Appears in: Animal Welfare Updates October 2016

MV has a long incubation period and it can spread unnoticed within, and between, flocks for many years before the non-specific signs are seen.  By this time it is likely that at least half of the flock is infected.  Culling levels are high with the associated requirement for increased replacement numbers.

The main effect is loss of condition, and lambing percentages are often lower in infected flocks.  MV can affect the udder resulting in reduced milk production and thinner ewes will have lower milk yields.  A high level of bacterial mastitis is another common finding and is possibly due to hungry lambs chewing on the teats and the skin cuts act as a focus for bacteria.  Lambs have lower growth rates due to reduced milk supply.  Ewes infected with MV are more susceptible to Pasteurella pneumonia so ewe deaths are higher in infected flocks.  MV can also affect the spinal cord and ewes may drag a hind leg or be paralysed.

A large scale screening was undertaken in 2012/3 by SAC and the Animal Health and Veterinary Laboratories Agency (AHVLA, now APHA) for Eblex (now AHDB Beef and Lamb) and HCC (Hybu Cig Cymru) to find out the incidence of MV infection in the national flock.

The survey found that in the 15 year period since the previous survey:

  • The number of flocks with MV has doubled (from 1.4% to 2.8%)
  • The number of infected sheep has increased almost four fold (2 per 1,000 to 8 per 1,000)
  • Within the positive flocks the average proportion of infected sheep has almost doubled (13% to 24%)

Although the figures appear low they are increasing.  The disease has no cure and there is no vaccine.  The disease is at a low level in the pedigree sheep population in Great Britain due to the success of the MV accreditation scheme.

In the commercial sector, and on a nationwide basis, there are more frequent reports of flocks suffering from significant economic effects as the viral disease reaches critical levels and this poses a threat to all sheep flocks.

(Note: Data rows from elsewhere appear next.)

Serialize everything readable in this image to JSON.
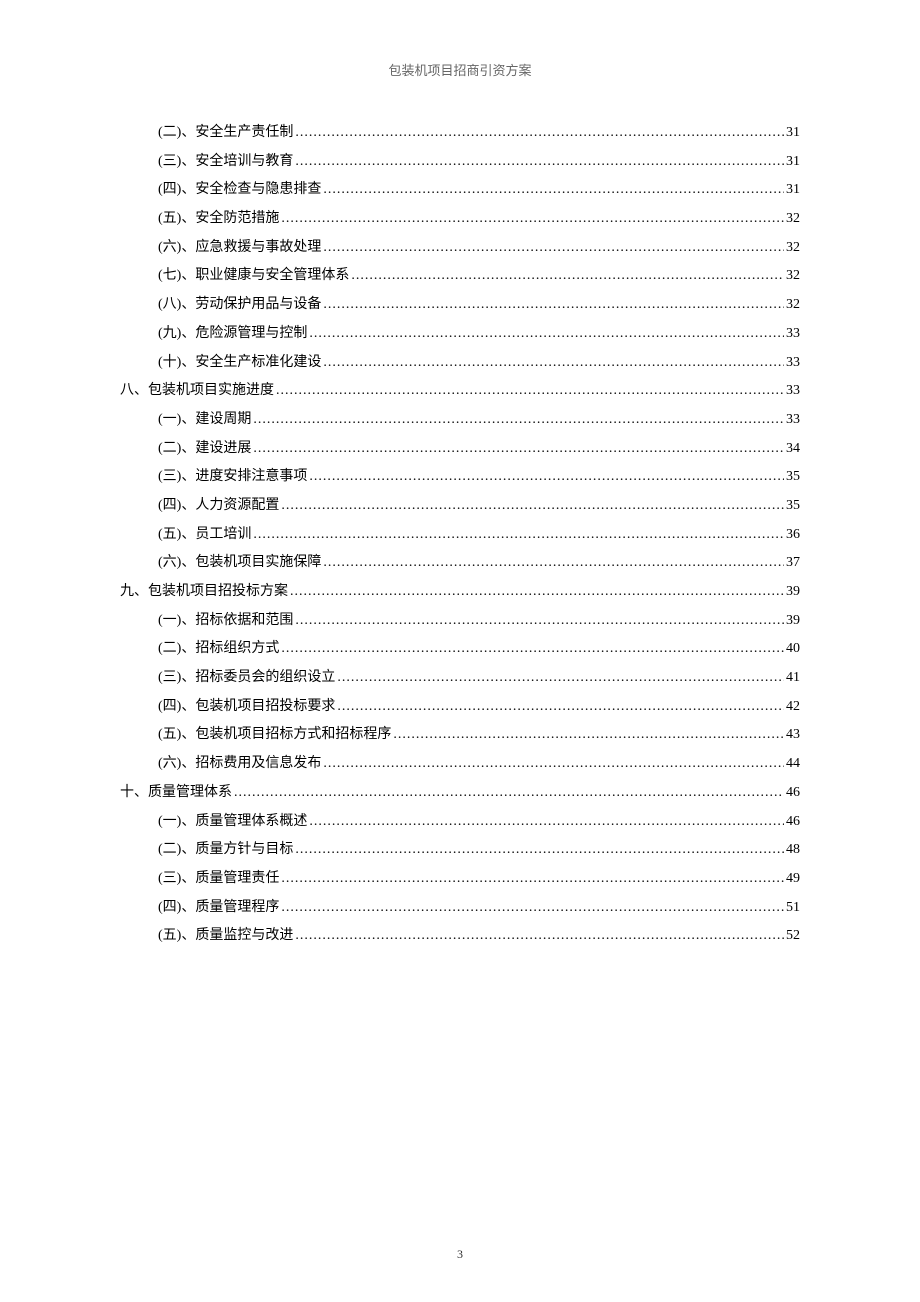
{
  "header": {
    "title": "包装机项目招商引资方案"
  },
  "toc": {
    "entries": [
      {
        "level": 2,
        "label": "(二)、安全生产责任制",
        "page": "31"
      },
      {
        "level": 2,
        "label": "(三)、安全培训与教育",
        "page": "31"
      },
      {
        "level": 2,
        "label": "(四)、安全检查与隐患排查",
        "page": "31"
      },
      {
        "level": 2,
        "label": "(五)、安全防范措施",
        "page": "32"
      },
      {
        "level": 2,
        "label": "(六)、应急救援与事故处理",
        "page": "32"
      },
      {
        "level": 2,
        "label": "(七)、职业健康与安全管理体系",
        "page": "32"
      },
      {
        "level": 2,
        "label": "(八)、劳动保护用品与设备",
        "page": "32"
      },
      {
        "level": 2,
        "label": "(九)、危险源管理与控制",
        "page": "33"
      },
      {
        "level": 2,
        "label": "(十)、安全生产标准化建设",
        "page": "33"
      },
      {
        "level": 1,
        "label": "八、包装机项目实施进度",
        "page": "33"
      },
      {
        "level": 2,
        "label": "(一)、建设周期",
        "page": "33"
      },
      {
        "level": 2,
        "label": "(二)、建设进展",
        "page": "34"
      },
      {
        "level": 2,
        "label": "(三)、进度安排注意事项",
        "page": "35"
      },
      {
        "level": 2,
        "label": "(四)、人力资源配置",
        "page": "35"
      },
      {
        "level": 2,
        "label": "(五)、员工培训",
        "page": "36"
      },
      {
        "level": 2,
        "label": "(六)、包装机项目实施保障",
        "page": "37"
      },
      {
        "level": 1,
        "label": "九、包装机项目招投标方案",
        "page": "39"
      },
      {
        "level": 2,
        "label": "(一)、招标依据和范围",
        "page": "39"
      },
      {
        "level": 2,
        "label": "(二)、招标组织方式",
        "page": "40"
      },
      {
        "level": 2,
        "label": "(三)、招标委员会的组织设立",
        "page": "41"
      },
      {
        "level": 2,
        "label": "(四)、包装机项目招投标要求",
        "page": "42"
      },
      {
        "level": 2,
        "label": "(五)、包装机项目招标方式和招标程序",
        "page": "43"
      },
      {
        "level": 2,
        "label": "(六)、招标费用及信息发布",
        "page": "44"
      },
      {
        "level": 1,
        "label": "十、质量管理体系",
        "page": "46"
      },
      {
        "level": 2,
        "label": "(一)、质量管理体系概述",
        "page": "46"
      },
      {
        "level": 2,
        "label": "(二)、质量方针与目标",
        "page": "48"
      },
      {
        "level": 2,
        "label": "(三)、质量管理责任",
        "page": "49"
      },
      {
        "level": 2,
        "label": "(四)、质量管理程序",
        "page": "51"
      },
      {
        "level": 2,
        "label": "(五)、质量监控与改进",
        "page": "52"
      }
    ]
  },
  "pageNumber": "3"
}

In 2012 SAC Consulting Veterinary Services started offering a MV diagnostic test package through vet practices who suspected MV may be an issue in their commercial clients’ flocks.  The test involves blood sampling some of the thinner ewes in the flock.  Around 20% of the tested flocks have shown evidence of MV with, in some instances, most of the sheep in the flock testing positive.  In these situations the only solution may be to cull out and restock.

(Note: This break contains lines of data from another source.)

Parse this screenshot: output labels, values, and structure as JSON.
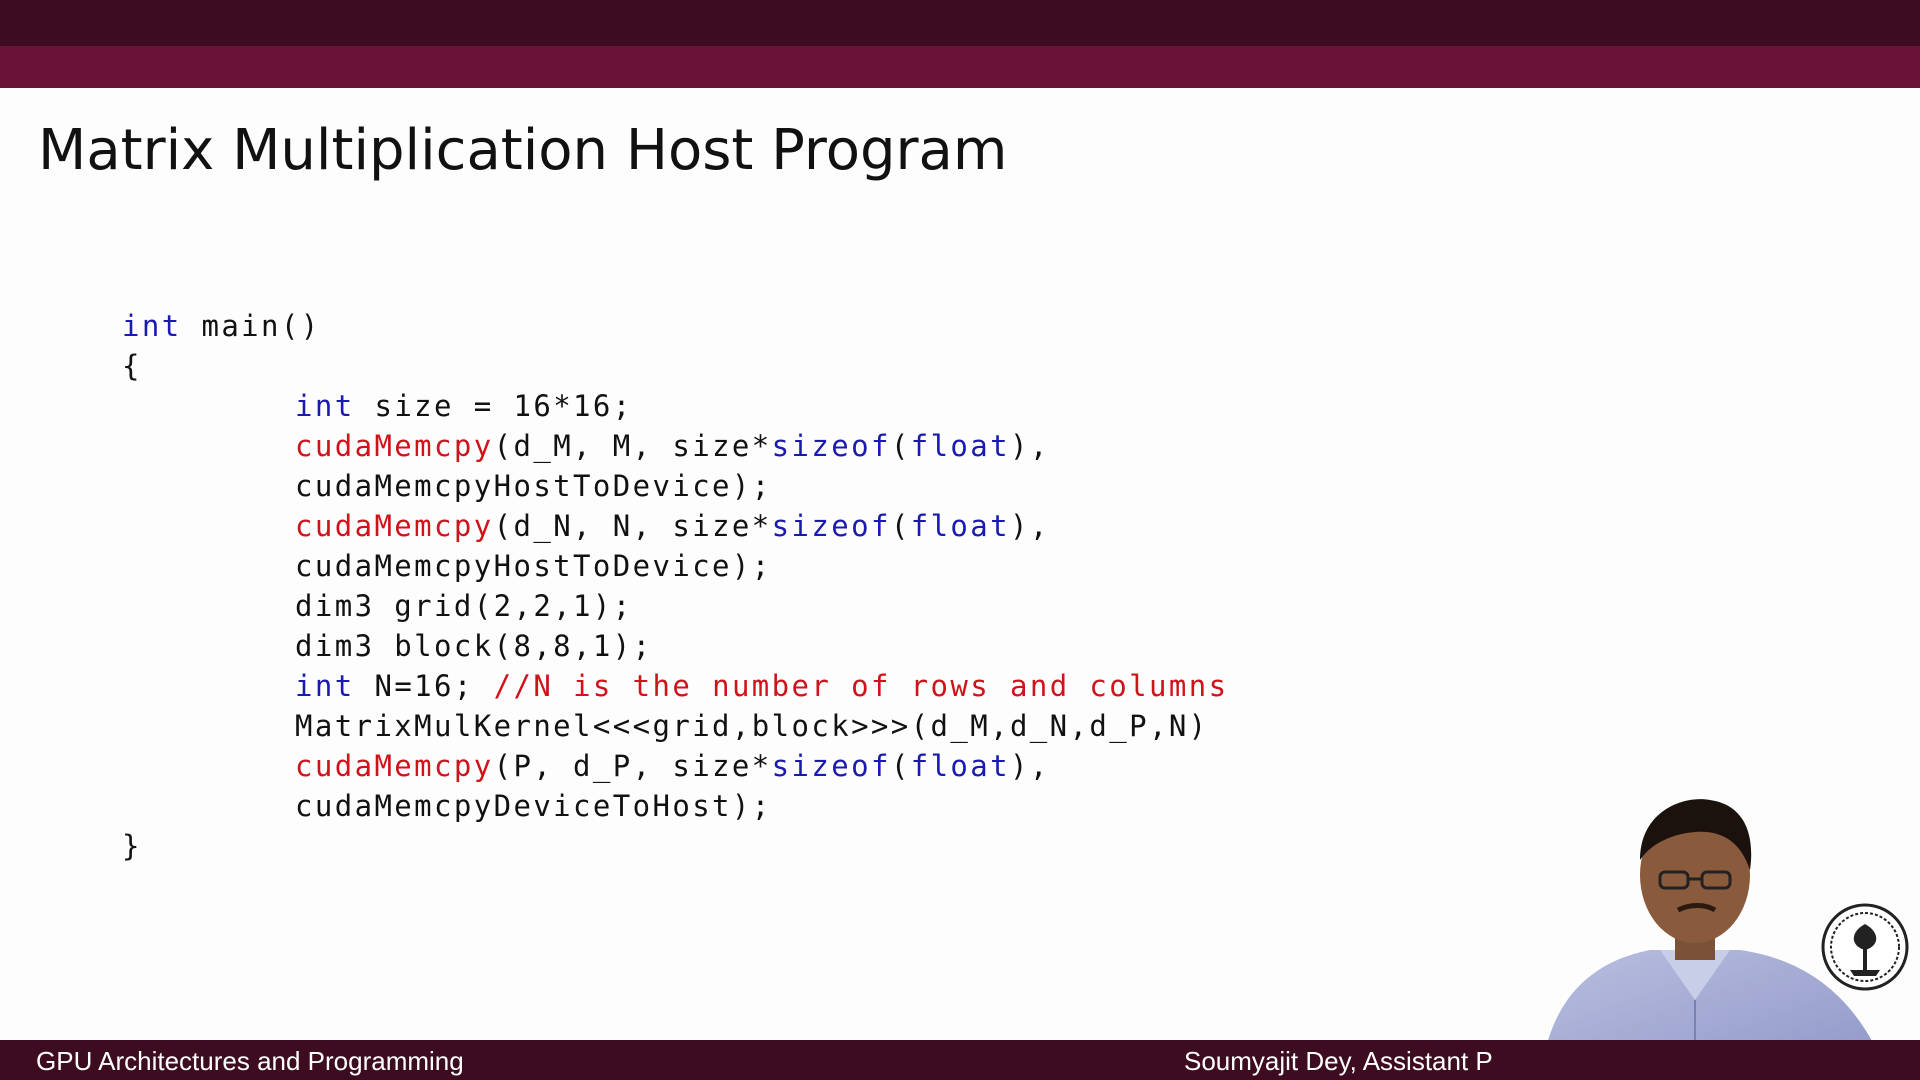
{
  "slide": {
    "title": "Matrix Multiplication Host Program",
    "footer_left": "GPU Architectures and Programming",
    "footer_right": "Soumyajit Dey, Assistant P"
  },
  "code": {
    "l1_kw": "int",
    "l1_rest": " main()",
    "l2": "{",
    "l3_kw": "int",
    "l3_rest": " size = 16*16;",
    "l4_fn": "cudaMemcpy",
    "l4_a": "(d_M, M, size*",
    "l4_kw1": "sizeof",
    "l4_b": "(",
    "l4_kw2": "float",
    "l4_c": "),",
    "l5": "cudaMemcpyHostToDevice);",
    "l6_fn": "cudaMemcpy",
    "l6_a": "(d_N, N, size*",
    "l6_kw1": "sizeof",
    "l6_b": "(",
    "l6_kw2": "float",
    "l6_c": "),",
    "l7": "cudaMemcpyHostToDevice);",
    "l8": "dim3 grid(2,2,1);",
    "l9": "dim3 block(8,8,1);",
    "l10_kw": "int",
    "l10_rest": " N=16; ",
    "l10_cm": "//N is the number of rows and columns",
    "l11": "MatrixMulKernel<<<grid,block>>>(d_M,d_N,d_P,N)",
    "l12_fn": "cudaMemcpy",
    "l12_a": "(P, d_P, size*",
    "l12_kw1": "sizeof",
    "l12_b": "(",
    "l12_kw2": "float",
    "l12_c": "),",
    "l13": "cudaMemcpyDeviceToHost);",
    "l14": "}"
  },
  "colors": {
    "header_dark": "#3d0c20",
    "header_mid": "#6a1238",
    "keyword": "#1a1ab0",
    "function": "#d0121b",
    "comment": "#d0121b"
  },
  "icons": {
    "logo": "institute-seal-icon",
    "presenter": "presenter-video"
  }
}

Ian Pritchard

 

Publication Type: Animal Welfare Updates Topics: Animal welfare